● **Assignment**
With the pictures left out, repeat every entry that follows exactly.

● **Record set**
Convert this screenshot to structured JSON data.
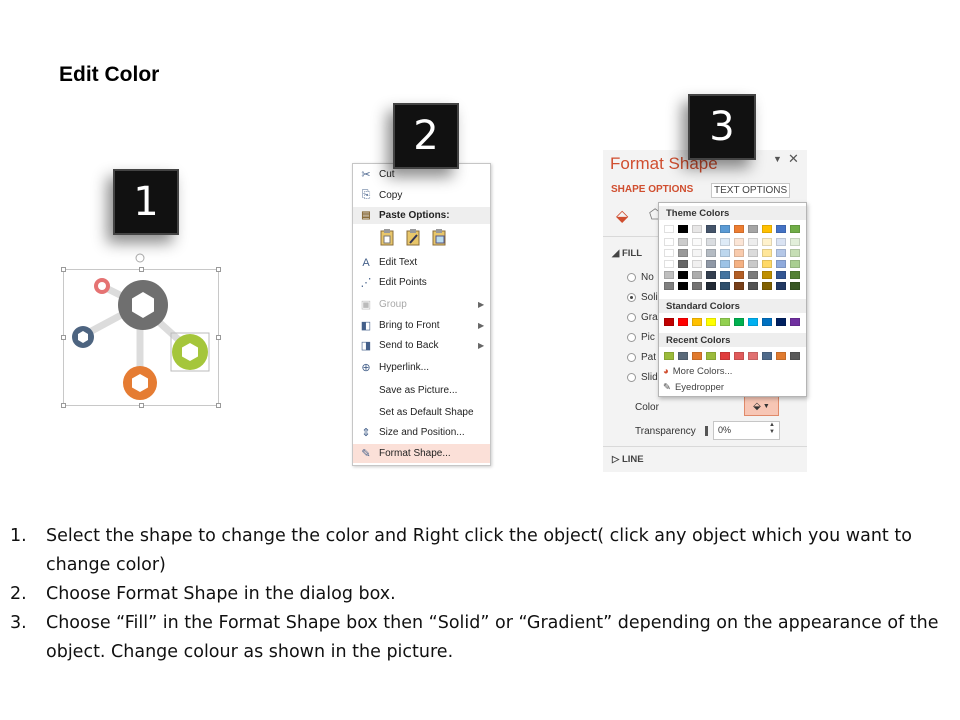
{
  "title": "Edit Color",
  "steps": [
    "1",
    "2",
    "3"
  ],
  "context_menu": {
    "items": [
      {
        "label": "Cut",
        "icon": "scissors-icon",
        "glyph": "✂"
      },
      {
        "label": "Copy",
        "icon": "copy-icon",
        "glyph": "⎘"
      },
      {
        "label": "Edit Text",
        "icon": "edit-text-icon",
        "glyph": "A"
      },
      {
        "label": "Edit Points",
        "icon": "edit-points-icon",
        "glyph": "⋰"
      },
      {
        "label": "Group",
        "icon": "group-icon",
        "glyph": "▣"
      },
      {
        "label": "Bring to Front",
        "icon": "bring-front-icon",
        "glyph": "◧"
      },
      {
        "label": "Send to Back",
        "icon": "send-back-icon",
        "glyph": "◨"
      },
      {
        "label": "Hyperlink...",
        "icon": "hyperlink-icon",
        "glyph": "⊕"
      },
      {
        "label": "Save as Picture...",
        "icon": "",
        "glyph": ""
      },
      {
        "label": "Set as Default Shape",
        "icon": "",
        "glyph": ""
      },
      {
        "label": "Size and Position...",
        "icon": "size-position-icon",
        "glyph": "⇕"
      },
      {
        "label": "Format Shape...",
        "icon": "format-shape-icon",
        "glyph": "✎"
      }
    ],
    "paste_options_label": "Paste Options:"
  },
  "format_pane": {
    "title": "Format Shape",
    "tab_shape": "SHAPE OPTIONS",
    "tab_text": "TEXT OPTIONS",
    "fill_label": "FILL",
    "fill_options": [
      "No",
      "Soli",
      "Gra",
      "Pic",
      "Pat",
      "Slid"
    ],
    "color_label": "Color",
    "transparency_label": "Transparency",
    "transparency_value": "0%",
    "line_label": "LINE",
    "palette": {
      "theme_header": "Theme Colors",
      "standard_header": "Standard Colors",
      "recent_header": "Recent Colors",
      "more_colors": "More Colors...",
      "eyedropper": "Eyedropper",
      "theme_colors": [
        "#ffffff",
        "#000000",
        "#e7e6e6",
        "#44546a",
        "#5b9bd5",
        "#ed7d31",
        "#a5a5a5",
        "#ffc000",
        "#4472c4",
        "#70ad47"
      ],
      "standard_colors": [
        "#c00000",
        "#ff0000",
        "#ffc000",
        "#ffff00",
        "#92d050",
        "#00b050",
        "#00b0f0",
        "#0070c0",
        "#002060",
        "#7030a0"
      ],
      "recent_colors": [
        "#9bbb3b",
        "#5a6a7a",
        "#e07a2e",
        "#9bbb3b",
        "#e03c3c",
        "#e05a5a",
        "#e07070",
        "#4f6a8a",
        "#e07a2e",
        "#5a5a5a"
      ]
    }
  },
  "instructions": [
    {
      "num": "1.",
      "text": "Select the shape to change the color and Right click the object( click any object which you want to change color)"
    },
    {
      "num": "2.",
      "text": "Choose Format Shape in the dialog box."
    },
    {
      "num": "3.",
      "text": "Choose “Fill” in the Format Shape box then “Solid” or “Gradient” depending on the appearance of the object. Change colour as shown in the picture."
    }
  ]
}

● **Task solution**
Convert this screenshot to structured JSON data.
{
  "title": "Edit Color",
  "steps": [
    "1",
    "2",
    "3"
  ],
  "context_menu": {
    "items": [
      {
        "label": "Cut",
        "icon": "scissors-icon",
        "glyph": "✂"
      },
      {
        "label": "Copy",
        "icon": "copy-icon",
        "glyph": "⎘"
      },
      {
        "label": "Edit Text",
        "icon": "edit-text-icon",
        "glyph": "A"
      },
      {
        "label": "Edit Points",
        "icon": "edit-points-icon",
        "glyph": "⋰"
      },
      {
        "label": "Group",
        "icon": "group-icon",
        "glyph": "▣"
      },
      {
        "label": "Bring to Front",
        "icon": "bring-front-icon",
        "glyph": "◧"
      },
      {
        "label": "Send to Back",
        "icon": "send-back-icon",
        "glyph": "◨"
      },
      {
        "label": "Hyperlink...",
        "icon": "hyperlink-icon",
        "glyph": "⊕"
      },
      {
        "label": "Save as Picture...",
        "icon": "",
        "glyph": ""
      },
      {
        "label": "Set as Default Shape",
        "icon": "",
        "glyph": ""
      },
      {
        "label": "Size and Position...",
        "icon": "size-position-icon",
        "glyph": "⇕"
      },
      {
        "label": "Format Shape...",
        "icon": "format-shape-icon",
        "glyph": "✎"
      }
    ],
    "paste_options_label": "Paste Options:"
  },
  "format_pane": {
    "title": "Format Shape",
    "tab_shape": "SHAPE OPTIONS",
    "tab_text": "TEXT OPTIONS",
    "fill_label": "FILL",
    "fill_options": [
      "No",
      "Soli",
      "Gra",
      "Pic",
      "Pat",
      "Slid"
    ],
    "color_label": "Color",
    "transparency_label": "Transparency",
    "transparency_value": "0%",
    "line_label": "LINE",
    "palette": {
      "theme_header": "Theme Colors",
      "standard_header": "Standard Colors",
      "recent_header": "Recent Colors",
      "more_colors": "More Colors...",
      "eyedropper": "Eyedropper",
      "theme_colors": [
        "#ffffff",
        "#000000",
        "#e7e6e6",
        "#44546a",
        "#5b9bd5",
        "#ed7d31",
        "#a5a5a5",
        "#ffc000",
        "#4472c4",
        "#70ad47"
      ],
      "standard_colors": [
        "#c00000",
        "#ff0000",
        "#ffc000",
        "#ffff00",
        "#92d050",
        "#00b050",
        "#00b0f0",
        "#0070c0",
        "#002060",
        "#7030a0"
      ],
      "recent_colors": [
        "#9bbb3b",
        "#5a6a7a",
        "#e07a2e",
        "#9bbb3b",
        "#e03c3c",
        "#e05a5a",
        "#e07070",
        "#4f6a8a",
        "#e07a2e",
        "#5a5a5a"
      ]
    }
  },
  "instructions": [
    {
      "num": "1.",
      "text": "Select the shape to change the color and Right click the object( click any object which you want to change color)"
    },
    {
      "num": "2.",
      "text": "Choose Format Shape in the dialog box."
    },
    {
      "num": "3.",
      "text": "Choose “Fill” in the Format Shape box then “Solid” or “Gradient” depending on the appearance of the object. Change colour as shown in the picture."
    }
  ]
}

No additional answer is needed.